(Data for processing Opens)
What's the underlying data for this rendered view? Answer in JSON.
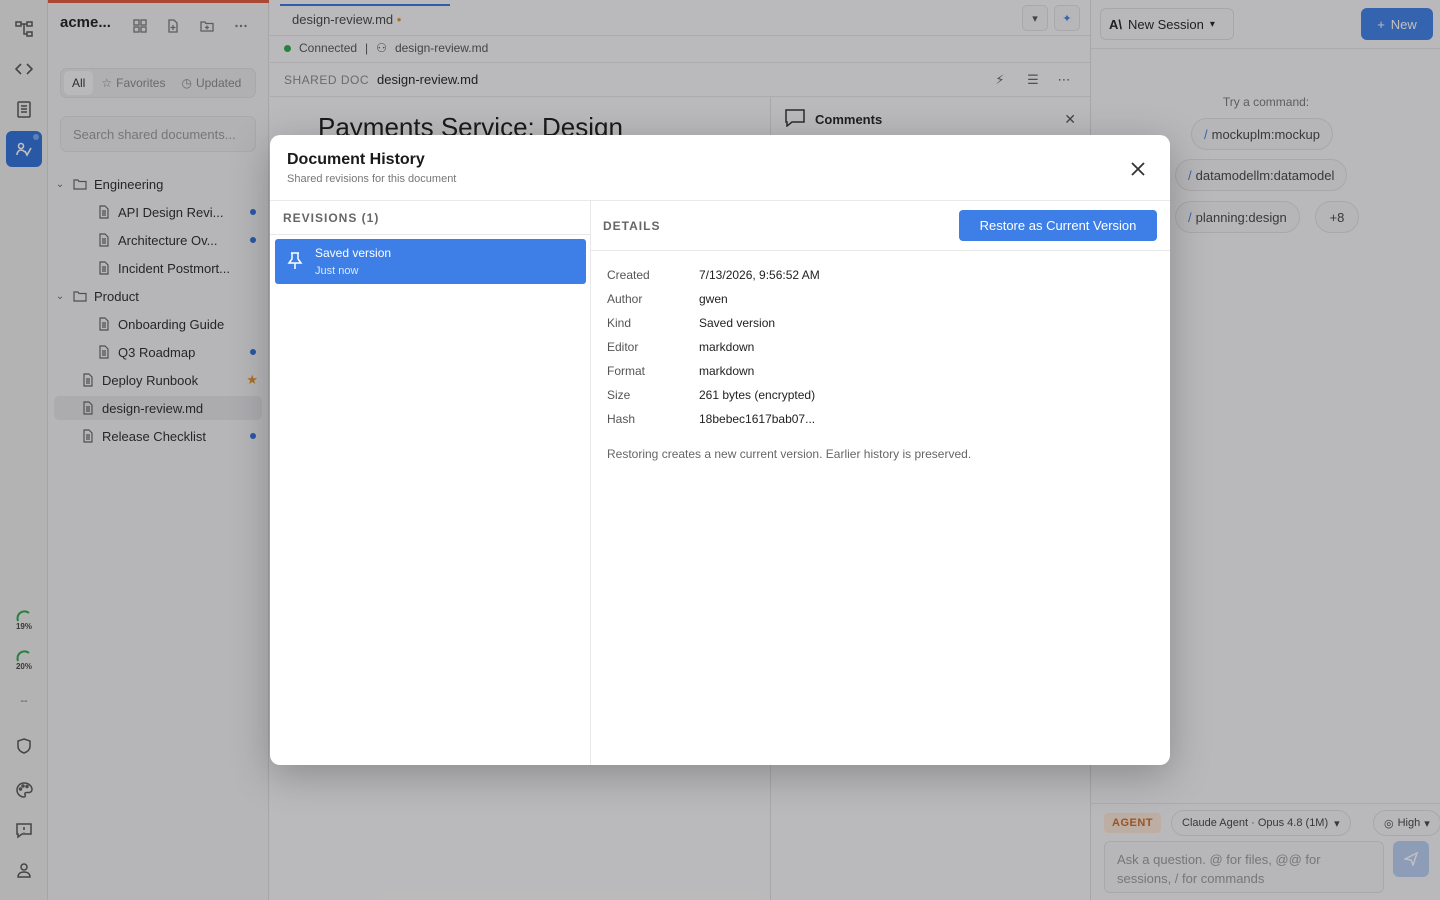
{
  "sidebar": {
    "workspace": "acme...",
    "filters": [
      "All",
      "Favorites",
      "Updated"
    ],
    "search_placeholder": "Search shared documents...",
    "tree": [
      {
        "label": "Engineering"
      },
      {
        "label": "API Design Revi..."
      },
      {
        "label": "Architecture Ov..."
      },
      {
        "label": "Incident Postmort..."
      },
      {
        "label": "Product"
      },
      {
        "label": "Onboarding Guide"
      },
      {
        "label": "Q3 Roadmap"
      },
      {
        "label": "Deploy Runbook"
      },
      {
        "label": "design-review.md"
      },
      {
        "label": "Release Checklist"
      }
    ]
  },
  "activity": {
    "gauge1": "19%",
    "gauge2": "20%",
    "dashes": "--"
  },
  "editor": {
    "tab_label": "design-review.md",
    "tab_modified": "•",
    "status": "Connected",
    "status_sep": "|",
    "status_file": "design-review.md",
    "kicker": "SHARED DOC",
    "doc_name": "design-review.md",
    "doc_title": "Payments Service: Design",
    "comments_title": "Comments"
  },
  "agent": {
    "session_label": "New Session",
    "new_label": "New",
    "try_label": "Try a command:",
    "chips": [
      {
        "slash": "/",
        "label": "mockuplm:mockup"
      },
      {
        "slash": "/",
        "label": "datamodellm:datamodel"
      },
      {
        "slash": "/",
        "label": "planning:design"
      },
      {
        "slash": "",
        "label": "+8"
      }
    ],
    "badge": "AGENT",
    "model": "Claude Agent · Opus 4.8 (1M)",
    "effort": "High",
    "input_placeholder": "Ask a question. @ for files, @@ for sessions, / for commands"
  },
  "modal": {
    "title": "Document History",
    "subtitle": "Shared revisions for this document",
    "revisions_header": "REVISIONS (1)",
    "revision": {
      "title": "Saved version",
      "time": "Just now"
    },
    "details_header": "DETAILS",
    "restore_label": "Restore as Current Version",
    "details": [
      {
        "key": "Created",
        "value": "7/13/2026, 9:56:52 AM"
      },
      {
        "key": "Author",
        "value": "gwen"
      },
      {
        "key": "Kind",
        "value": "Saved version"
      },
      {
        "key": "Editor",
        "value": "markdown"
      },
      {
        "key": "Format",
        "value": "markdown"
      },
      {
        "key": "Size",
        "value": "261 bytes (encrypted)"
      },
      {
        "key": "Hash",
        "value": "18bebec1617bab07..."
      }
    ],
    "note": "Restoring creates a new current version. Earlier history is preserved."
  }
}
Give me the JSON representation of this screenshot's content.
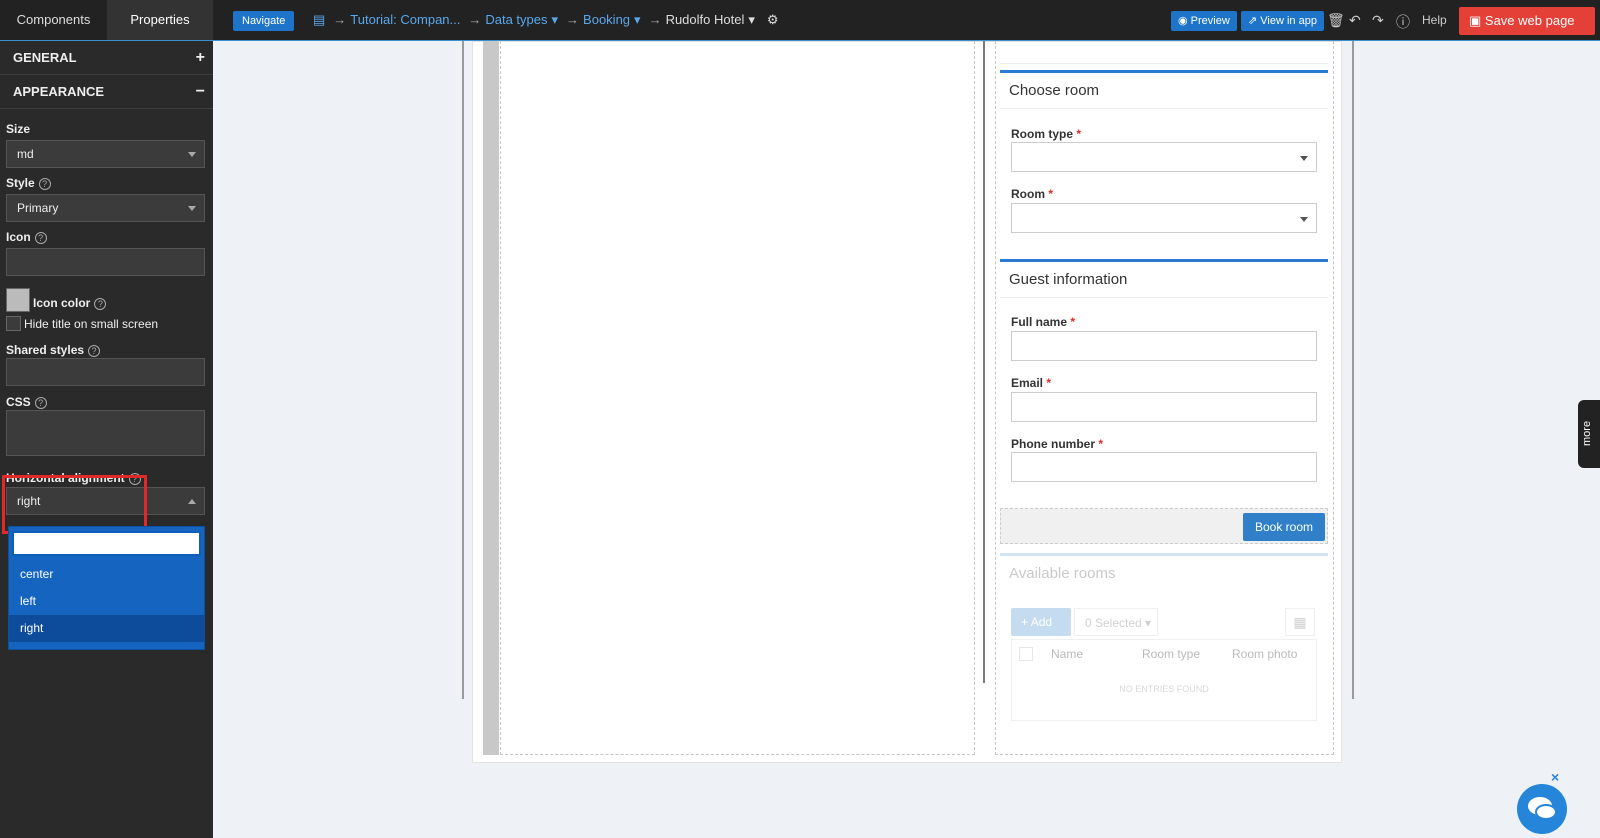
{
  "topbar": {
    "tabs": [
      "Components",
      "Properties"
    ],
    "navigate": "Navigate",
    "breadcrumbs": [
      "Tutorial: Compan...",
      "Data types",
      "Booking",
      "Rudolfo Hotel"
    ],
    "preview": "Preview",
    "view_in_app": "View in app",
    "help": "Help",
    "save": "Save web page"
  },
  "sidebar": {
    "general": "GENERAL",
    "appearance": "APPEARANCE",
    "size_label": "Size",
    "size_value": "md",
    "style_label": "Style",
    "style_value": "Primary",
    "icon_label": "Icon",
    "icon_color_label": "Icon color",
    "hide_title_label": "Hide title on small screen",
    "shared_styles_label": "Shared styles",
    "css_label": "CSS",
    "halign_label": "Horizontal alignment",
    "halign_value": "right",
    "options": [
      "center",
      "left",
      "right"
    ]
  },
  "canvas": {
    "choose_room": "Choose room",
    "room_type": "Room type",
    "room": "Room",
    "guest_info": "Guest information",
    "full_name": "Full name",
    "email": "Email",
    "phone": "Phone number",
    "required_mark": "*",
    "book_room": "Book room",
    "available_rooms": "Available rooms",
    "add": "Add",
    "selected": "0 Selected",
    "columns": [
      "Name",
      "Room type",
      "Room photo"
    ],
    "empty": "NO ENTRIES FOUND"
  },
  "more": "more",
  "colors": {
    "accent": "#1e74c9",
    "save": "#e44038",
    "highlight": "#e02a2a"
  }
}
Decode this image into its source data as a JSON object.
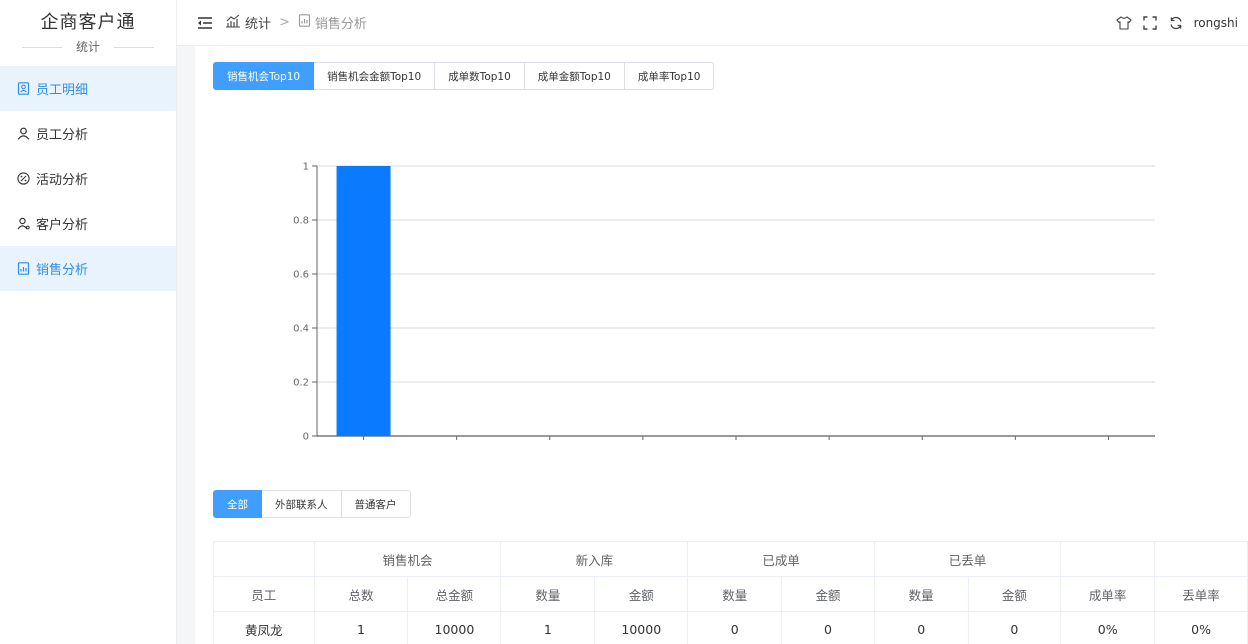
{
  "brand": {
    "title": "企商客户通",
    "subtitle": "统计"
  },
  "sidebar": {
    "items": [
      {
        "label": "员工明细",
        "icon": "person-card-icon",
        "active": true
      },
      {
        "label": "员工分析",
        "icon": "person-icon",
        "active": false
      },
      {
        "label": "活动分析",
        "icon": "percent-icon",
        "active": false
      },
      {
        "label": "客户分析",
        "icon": "customer-icon",
        "active": false
      },
      {
        "label": "销售分析",
        "icon": "report-icon",
        "active": true
      }
    ]
  },
  "topbar": {
    "breadcrumb": [
      {
        "label": "统计"
      },
      {
        "label": "销售分析"
      }
    ],
    "separator": ">",
    "username": "rongshi"
  },
  "tabs": [
    {
      "label": "销售机会Top10",
      "active": true
    },
    {
      "label": "销售机会金额Top10",
      "active": false
    },
    {
      "label": "成单数Top10",
      "active": false
    },
    {
      "label": "成单金额Top10",
      "active": false
    },
    {
      "label": "成单率Top10",
      "active": false
    }
  ],
  "chart_data": {
    "type": "bar",
    "values": [
      1,
      0,
      0,
      0,
      0,
      0,
      0,
      0,
      0
    ],
    "ylim": [
      0,
      1
    ],
    "yticks": [
      "0",
      "0.2",
      "0.4",
      "0.6",
      "0.8",
      "1"
    ],
    "grid": true,
    "bar_color": "#0a7bff"
  },
  "filter_tabs": [
    {
      "label": "全部",
      "active": true
    },
    {
      "label": "外部联系人",
      "active": false
    },
    {
      "label": "普通客户",
      "active": false
    }
  ],
  "table": {
    "groups": [
      "销售机会",
      "新入库",
      "已成单",
      "已丢单"
    ],
    "columns": [
      "员工",
      "总数",
      "总金额",
      "数量",
      "金额",
      "数量",
      "金额",
      "数量",
      "金额",
      "成单率",
      "丢单率"
    ],
    "rows": [
      [
        "黄凤龙",
        "1",
        "10000",
        "1",
        "10000",
        "0",
        "0",
        "0",
        "0",
        "0%",
        "0%"
      ]
    ]
  },
  "colors": {
    "accent": "#409eff",
    "active_bg": "#e8f3fd",
    "active_text": "#2f8ee8"
  }
}
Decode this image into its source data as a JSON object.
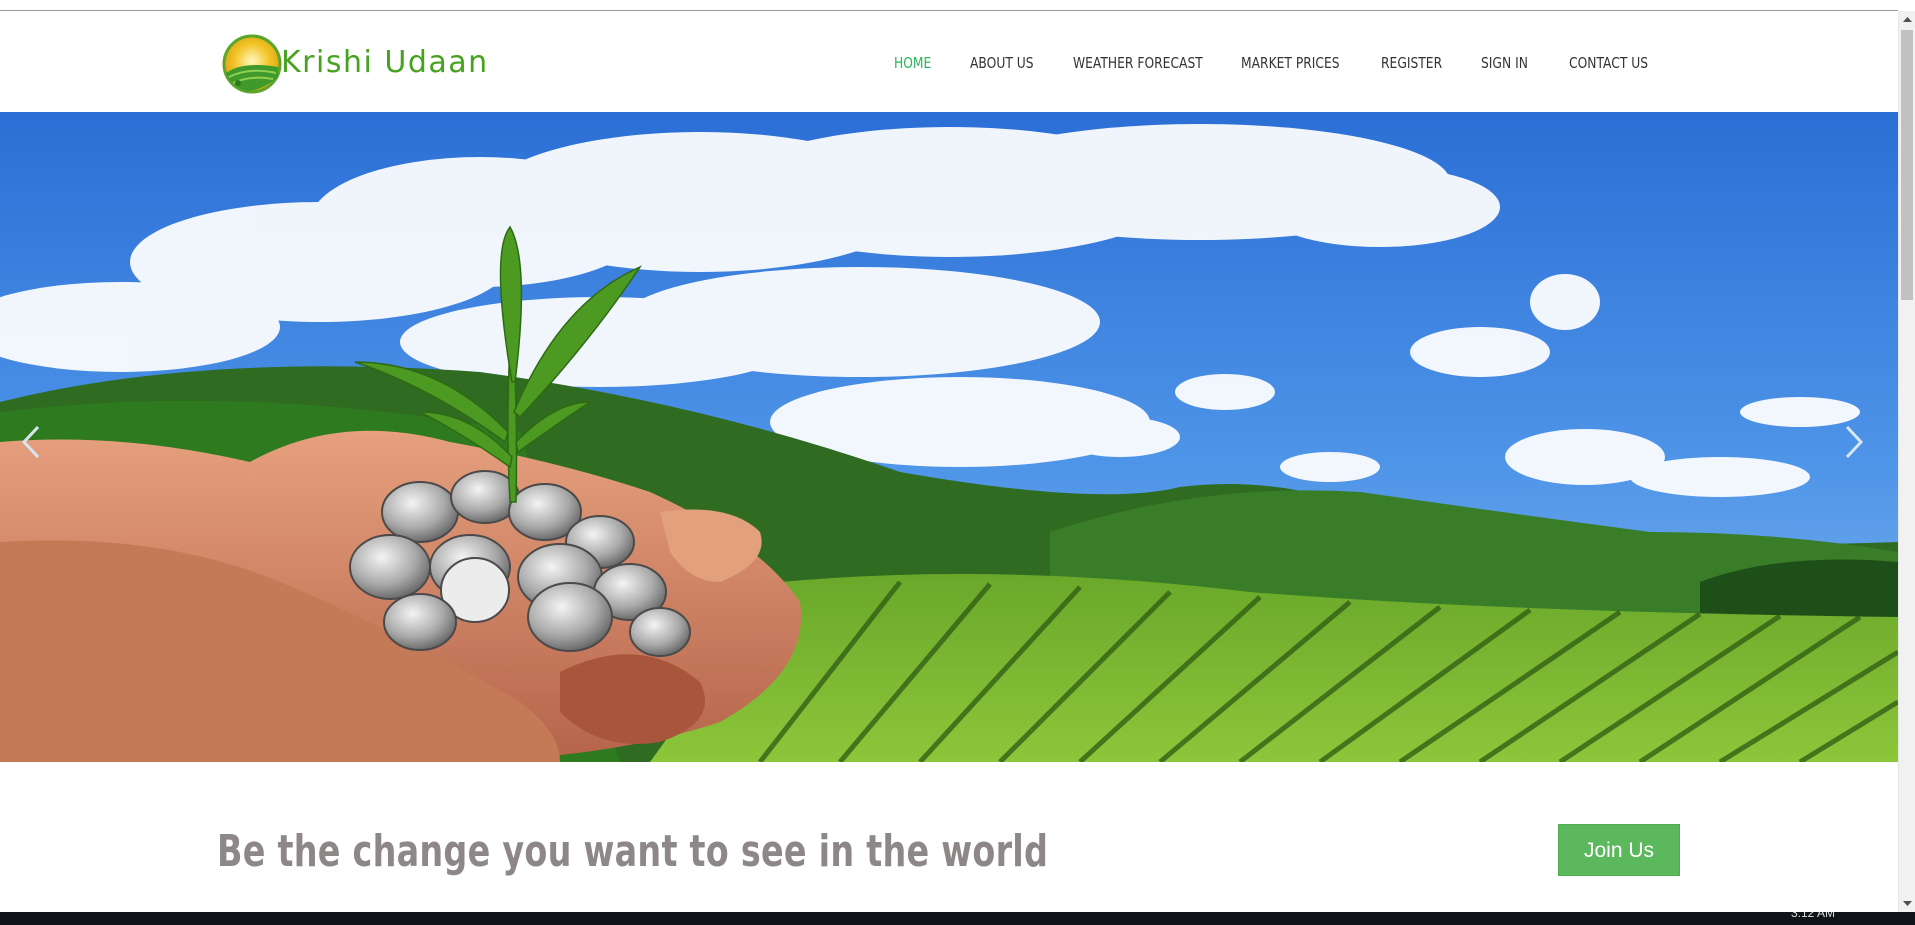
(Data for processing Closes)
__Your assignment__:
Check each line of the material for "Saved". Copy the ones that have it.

__Response area__:
      "title": "Saved version",
        "value": "Saved version"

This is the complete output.